──────── DATA UNDER STUDY ────────

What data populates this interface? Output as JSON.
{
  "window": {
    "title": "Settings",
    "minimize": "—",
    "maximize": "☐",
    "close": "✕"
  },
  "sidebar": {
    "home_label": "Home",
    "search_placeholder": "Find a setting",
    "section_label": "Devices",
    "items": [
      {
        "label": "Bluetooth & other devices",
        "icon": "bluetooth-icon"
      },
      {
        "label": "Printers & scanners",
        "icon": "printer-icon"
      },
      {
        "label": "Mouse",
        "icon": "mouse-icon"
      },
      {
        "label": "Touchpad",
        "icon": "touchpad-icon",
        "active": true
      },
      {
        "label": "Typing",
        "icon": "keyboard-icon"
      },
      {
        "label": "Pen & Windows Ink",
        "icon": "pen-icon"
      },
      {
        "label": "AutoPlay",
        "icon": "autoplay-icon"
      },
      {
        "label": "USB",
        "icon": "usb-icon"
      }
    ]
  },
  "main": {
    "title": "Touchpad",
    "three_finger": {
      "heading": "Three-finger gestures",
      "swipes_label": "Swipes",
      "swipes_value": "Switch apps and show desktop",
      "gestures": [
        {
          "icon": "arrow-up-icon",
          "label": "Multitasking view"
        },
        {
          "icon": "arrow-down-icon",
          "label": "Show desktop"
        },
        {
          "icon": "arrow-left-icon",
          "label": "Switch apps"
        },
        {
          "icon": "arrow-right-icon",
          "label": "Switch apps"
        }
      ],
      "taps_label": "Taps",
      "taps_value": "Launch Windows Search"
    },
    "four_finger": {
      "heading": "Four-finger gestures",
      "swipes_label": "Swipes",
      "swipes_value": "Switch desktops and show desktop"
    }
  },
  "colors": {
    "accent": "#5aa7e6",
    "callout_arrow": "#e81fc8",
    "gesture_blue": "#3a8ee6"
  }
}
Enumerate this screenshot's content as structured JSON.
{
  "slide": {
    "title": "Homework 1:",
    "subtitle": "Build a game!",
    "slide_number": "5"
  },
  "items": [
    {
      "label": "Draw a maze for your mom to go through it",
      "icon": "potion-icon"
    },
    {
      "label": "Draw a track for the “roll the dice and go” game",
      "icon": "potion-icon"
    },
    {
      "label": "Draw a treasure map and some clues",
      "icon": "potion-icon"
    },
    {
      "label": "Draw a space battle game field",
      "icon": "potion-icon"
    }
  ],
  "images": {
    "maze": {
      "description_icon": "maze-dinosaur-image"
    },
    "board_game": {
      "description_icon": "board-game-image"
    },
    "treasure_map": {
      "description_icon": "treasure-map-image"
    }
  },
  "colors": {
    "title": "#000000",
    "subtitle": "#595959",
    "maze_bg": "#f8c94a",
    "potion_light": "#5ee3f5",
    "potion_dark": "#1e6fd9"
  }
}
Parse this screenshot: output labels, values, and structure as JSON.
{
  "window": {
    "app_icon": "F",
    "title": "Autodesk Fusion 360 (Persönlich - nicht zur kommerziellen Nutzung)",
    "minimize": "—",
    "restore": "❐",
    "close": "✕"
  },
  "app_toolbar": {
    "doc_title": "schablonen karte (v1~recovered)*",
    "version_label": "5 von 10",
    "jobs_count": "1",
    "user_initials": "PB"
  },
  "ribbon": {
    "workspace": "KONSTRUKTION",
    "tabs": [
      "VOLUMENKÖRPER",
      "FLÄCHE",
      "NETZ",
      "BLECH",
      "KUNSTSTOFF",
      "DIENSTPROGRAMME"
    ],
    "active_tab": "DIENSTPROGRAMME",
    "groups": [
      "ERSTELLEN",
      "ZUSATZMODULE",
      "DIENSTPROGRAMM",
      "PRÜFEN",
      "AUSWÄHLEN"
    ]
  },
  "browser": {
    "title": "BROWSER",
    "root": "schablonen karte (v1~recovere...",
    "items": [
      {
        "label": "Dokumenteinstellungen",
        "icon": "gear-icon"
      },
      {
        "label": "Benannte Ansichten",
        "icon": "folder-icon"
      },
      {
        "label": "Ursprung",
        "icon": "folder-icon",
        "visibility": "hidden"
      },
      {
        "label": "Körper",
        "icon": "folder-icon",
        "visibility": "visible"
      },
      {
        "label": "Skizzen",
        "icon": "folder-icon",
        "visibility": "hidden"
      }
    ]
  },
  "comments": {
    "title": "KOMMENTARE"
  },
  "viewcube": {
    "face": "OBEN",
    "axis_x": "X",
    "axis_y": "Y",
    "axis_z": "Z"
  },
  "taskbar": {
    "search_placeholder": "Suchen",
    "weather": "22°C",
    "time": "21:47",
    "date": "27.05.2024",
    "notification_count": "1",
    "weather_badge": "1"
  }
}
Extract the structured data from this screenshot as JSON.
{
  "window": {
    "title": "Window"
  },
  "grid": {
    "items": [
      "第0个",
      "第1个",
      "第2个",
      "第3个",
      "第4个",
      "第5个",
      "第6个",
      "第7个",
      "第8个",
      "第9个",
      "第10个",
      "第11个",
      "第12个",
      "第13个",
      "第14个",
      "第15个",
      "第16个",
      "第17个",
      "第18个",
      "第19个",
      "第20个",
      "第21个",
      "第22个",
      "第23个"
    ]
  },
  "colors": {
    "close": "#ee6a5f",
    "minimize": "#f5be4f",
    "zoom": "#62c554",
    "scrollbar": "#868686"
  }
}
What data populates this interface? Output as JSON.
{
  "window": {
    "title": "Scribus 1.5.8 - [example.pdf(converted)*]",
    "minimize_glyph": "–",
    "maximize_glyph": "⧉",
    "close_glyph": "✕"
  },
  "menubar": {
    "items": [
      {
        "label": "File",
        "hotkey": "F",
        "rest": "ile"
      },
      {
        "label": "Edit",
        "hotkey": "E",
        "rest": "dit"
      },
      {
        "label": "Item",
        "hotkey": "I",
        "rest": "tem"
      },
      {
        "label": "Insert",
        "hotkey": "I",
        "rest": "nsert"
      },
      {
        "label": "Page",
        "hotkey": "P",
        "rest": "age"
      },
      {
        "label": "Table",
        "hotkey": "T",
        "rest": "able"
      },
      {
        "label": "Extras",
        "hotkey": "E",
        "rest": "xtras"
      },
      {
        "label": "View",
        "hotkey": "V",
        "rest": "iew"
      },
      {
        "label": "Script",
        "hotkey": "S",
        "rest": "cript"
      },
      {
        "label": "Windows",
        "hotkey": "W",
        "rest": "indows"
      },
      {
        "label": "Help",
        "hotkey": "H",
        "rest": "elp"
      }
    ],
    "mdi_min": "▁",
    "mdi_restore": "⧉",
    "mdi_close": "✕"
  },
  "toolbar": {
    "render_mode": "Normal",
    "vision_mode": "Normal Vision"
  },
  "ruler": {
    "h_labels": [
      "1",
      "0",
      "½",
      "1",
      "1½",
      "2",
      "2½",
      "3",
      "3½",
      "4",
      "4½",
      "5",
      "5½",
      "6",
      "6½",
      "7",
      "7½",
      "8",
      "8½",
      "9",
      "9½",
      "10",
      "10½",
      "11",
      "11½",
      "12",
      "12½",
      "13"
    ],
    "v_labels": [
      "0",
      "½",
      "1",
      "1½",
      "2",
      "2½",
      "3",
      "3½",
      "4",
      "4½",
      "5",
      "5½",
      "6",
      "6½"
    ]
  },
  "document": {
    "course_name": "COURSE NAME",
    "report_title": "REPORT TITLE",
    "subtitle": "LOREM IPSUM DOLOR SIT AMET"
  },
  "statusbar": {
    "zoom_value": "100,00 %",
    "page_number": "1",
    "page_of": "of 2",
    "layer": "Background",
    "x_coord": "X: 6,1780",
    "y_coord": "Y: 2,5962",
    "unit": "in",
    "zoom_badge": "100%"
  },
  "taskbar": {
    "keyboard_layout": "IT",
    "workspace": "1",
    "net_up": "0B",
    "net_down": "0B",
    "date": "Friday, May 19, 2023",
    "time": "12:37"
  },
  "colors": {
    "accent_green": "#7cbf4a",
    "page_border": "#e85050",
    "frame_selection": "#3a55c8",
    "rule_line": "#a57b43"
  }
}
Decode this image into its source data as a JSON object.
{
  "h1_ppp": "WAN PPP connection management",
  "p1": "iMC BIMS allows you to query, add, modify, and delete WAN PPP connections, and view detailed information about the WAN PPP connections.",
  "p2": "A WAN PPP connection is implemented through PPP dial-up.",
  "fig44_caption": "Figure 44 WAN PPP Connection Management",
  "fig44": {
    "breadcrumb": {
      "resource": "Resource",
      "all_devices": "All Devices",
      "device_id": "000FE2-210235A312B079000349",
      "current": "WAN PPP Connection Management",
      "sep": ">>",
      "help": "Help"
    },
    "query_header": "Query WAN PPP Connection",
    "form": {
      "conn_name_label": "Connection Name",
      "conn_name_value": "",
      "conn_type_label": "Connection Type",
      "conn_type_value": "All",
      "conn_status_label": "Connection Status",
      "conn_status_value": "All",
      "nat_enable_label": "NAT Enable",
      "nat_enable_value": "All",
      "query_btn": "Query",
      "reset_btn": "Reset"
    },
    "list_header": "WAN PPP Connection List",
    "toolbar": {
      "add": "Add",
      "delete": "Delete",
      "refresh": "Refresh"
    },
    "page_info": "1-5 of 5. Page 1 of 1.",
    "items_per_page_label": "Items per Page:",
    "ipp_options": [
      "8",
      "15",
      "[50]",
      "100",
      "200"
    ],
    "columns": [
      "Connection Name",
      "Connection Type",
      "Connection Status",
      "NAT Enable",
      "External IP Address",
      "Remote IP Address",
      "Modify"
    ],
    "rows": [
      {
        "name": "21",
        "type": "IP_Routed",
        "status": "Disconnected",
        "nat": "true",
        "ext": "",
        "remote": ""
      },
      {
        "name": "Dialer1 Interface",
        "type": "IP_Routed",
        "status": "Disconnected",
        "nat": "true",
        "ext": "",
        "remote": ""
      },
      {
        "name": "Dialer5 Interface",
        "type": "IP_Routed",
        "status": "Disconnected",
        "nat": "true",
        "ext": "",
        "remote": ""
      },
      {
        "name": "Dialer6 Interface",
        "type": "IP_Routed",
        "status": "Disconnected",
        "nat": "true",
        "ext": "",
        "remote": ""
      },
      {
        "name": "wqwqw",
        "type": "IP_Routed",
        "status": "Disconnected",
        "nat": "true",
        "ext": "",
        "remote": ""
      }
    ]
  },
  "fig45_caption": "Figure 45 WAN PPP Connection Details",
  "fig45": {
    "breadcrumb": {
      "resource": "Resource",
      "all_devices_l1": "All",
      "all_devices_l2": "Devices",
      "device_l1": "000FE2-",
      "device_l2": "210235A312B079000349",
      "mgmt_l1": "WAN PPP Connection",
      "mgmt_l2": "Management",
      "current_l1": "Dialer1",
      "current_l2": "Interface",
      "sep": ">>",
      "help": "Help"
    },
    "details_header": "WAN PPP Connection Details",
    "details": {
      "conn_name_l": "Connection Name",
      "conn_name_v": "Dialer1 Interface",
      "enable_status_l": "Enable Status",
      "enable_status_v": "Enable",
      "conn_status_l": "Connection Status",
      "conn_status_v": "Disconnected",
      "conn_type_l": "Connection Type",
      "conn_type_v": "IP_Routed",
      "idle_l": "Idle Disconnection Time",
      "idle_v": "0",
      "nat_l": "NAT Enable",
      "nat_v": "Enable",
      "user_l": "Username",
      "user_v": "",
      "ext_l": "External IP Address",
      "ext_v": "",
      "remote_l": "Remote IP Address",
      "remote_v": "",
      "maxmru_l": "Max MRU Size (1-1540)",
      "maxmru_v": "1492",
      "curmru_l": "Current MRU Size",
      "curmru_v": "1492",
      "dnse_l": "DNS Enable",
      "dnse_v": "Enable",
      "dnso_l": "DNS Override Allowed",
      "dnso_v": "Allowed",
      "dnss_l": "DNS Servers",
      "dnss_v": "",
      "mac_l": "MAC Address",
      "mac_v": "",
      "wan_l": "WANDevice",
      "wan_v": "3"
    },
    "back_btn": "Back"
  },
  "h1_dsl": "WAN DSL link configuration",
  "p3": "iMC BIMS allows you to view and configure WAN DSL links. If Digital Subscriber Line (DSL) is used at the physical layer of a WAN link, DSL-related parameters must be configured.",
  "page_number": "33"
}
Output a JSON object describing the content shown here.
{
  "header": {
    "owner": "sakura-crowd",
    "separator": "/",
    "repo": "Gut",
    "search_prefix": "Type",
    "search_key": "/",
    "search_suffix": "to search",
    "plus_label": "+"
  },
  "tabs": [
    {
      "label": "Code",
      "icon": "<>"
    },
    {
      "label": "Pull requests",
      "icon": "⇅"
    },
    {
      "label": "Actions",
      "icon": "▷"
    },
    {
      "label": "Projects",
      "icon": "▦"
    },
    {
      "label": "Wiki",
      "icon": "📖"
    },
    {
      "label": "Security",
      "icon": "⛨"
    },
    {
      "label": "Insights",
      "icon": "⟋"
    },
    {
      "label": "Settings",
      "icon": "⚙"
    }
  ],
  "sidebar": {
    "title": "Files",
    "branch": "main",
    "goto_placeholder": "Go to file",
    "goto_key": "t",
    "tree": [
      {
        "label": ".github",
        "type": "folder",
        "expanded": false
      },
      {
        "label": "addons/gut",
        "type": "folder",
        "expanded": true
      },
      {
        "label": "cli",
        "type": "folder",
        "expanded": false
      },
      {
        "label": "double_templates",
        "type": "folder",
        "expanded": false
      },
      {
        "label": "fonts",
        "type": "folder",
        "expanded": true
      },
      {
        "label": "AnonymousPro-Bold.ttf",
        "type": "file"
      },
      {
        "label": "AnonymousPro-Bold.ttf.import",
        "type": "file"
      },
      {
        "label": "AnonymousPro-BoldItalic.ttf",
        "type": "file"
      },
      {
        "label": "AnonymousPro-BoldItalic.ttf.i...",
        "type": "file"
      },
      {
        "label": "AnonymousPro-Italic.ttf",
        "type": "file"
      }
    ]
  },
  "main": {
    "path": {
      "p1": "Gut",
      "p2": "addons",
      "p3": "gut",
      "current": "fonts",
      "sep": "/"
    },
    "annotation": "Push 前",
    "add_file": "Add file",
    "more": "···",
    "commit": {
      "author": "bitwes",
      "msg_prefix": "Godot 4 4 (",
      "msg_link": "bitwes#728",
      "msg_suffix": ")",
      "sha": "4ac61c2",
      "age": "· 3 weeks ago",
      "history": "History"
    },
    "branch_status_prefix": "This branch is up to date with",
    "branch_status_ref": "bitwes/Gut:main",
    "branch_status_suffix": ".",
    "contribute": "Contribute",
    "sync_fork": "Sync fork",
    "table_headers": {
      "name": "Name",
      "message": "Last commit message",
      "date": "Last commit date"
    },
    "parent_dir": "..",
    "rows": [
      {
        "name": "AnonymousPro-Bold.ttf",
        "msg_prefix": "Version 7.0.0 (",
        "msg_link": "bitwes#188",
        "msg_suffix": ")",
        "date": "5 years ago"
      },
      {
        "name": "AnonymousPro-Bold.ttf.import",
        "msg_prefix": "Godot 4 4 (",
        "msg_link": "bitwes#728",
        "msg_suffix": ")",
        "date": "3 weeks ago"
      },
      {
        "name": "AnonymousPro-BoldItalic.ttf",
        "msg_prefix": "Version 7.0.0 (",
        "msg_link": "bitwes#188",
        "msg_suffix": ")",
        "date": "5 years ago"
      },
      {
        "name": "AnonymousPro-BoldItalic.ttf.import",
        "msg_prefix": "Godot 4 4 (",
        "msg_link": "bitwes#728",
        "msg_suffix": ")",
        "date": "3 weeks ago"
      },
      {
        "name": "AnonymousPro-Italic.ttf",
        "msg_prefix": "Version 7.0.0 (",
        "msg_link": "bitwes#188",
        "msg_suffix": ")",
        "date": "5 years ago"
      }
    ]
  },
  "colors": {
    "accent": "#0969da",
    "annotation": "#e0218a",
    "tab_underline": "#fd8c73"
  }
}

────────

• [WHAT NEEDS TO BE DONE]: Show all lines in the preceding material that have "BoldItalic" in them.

• [RESPONSE TO THIS EXERCISE]:
        "label": "AnonymousPro-BoldItalic.ttf",
        "label": "AnonymousPro-BoldItalic.ttf.i...",
        "name": "AnonymousPro-BoldItalic.ttf",
        "name": "AnonymousPro-BoldItalic.ttf.import",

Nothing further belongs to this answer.